TASK DIRECTIONS: Looking at the listing below, how many lines include "text"? Answer with the number only.

RECORDS TO PROCESS:
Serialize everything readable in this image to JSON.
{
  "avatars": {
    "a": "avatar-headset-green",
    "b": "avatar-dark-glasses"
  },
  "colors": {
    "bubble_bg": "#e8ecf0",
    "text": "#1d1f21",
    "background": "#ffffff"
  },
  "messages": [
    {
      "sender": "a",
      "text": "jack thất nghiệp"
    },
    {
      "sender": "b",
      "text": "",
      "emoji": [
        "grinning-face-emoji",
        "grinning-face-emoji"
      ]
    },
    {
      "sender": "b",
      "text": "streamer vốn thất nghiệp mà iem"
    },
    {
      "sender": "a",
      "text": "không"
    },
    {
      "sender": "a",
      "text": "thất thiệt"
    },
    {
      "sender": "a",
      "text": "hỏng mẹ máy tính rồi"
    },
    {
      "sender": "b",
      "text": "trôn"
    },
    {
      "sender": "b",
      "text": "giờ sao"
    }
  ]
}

EXERCISE OUTPUT: 9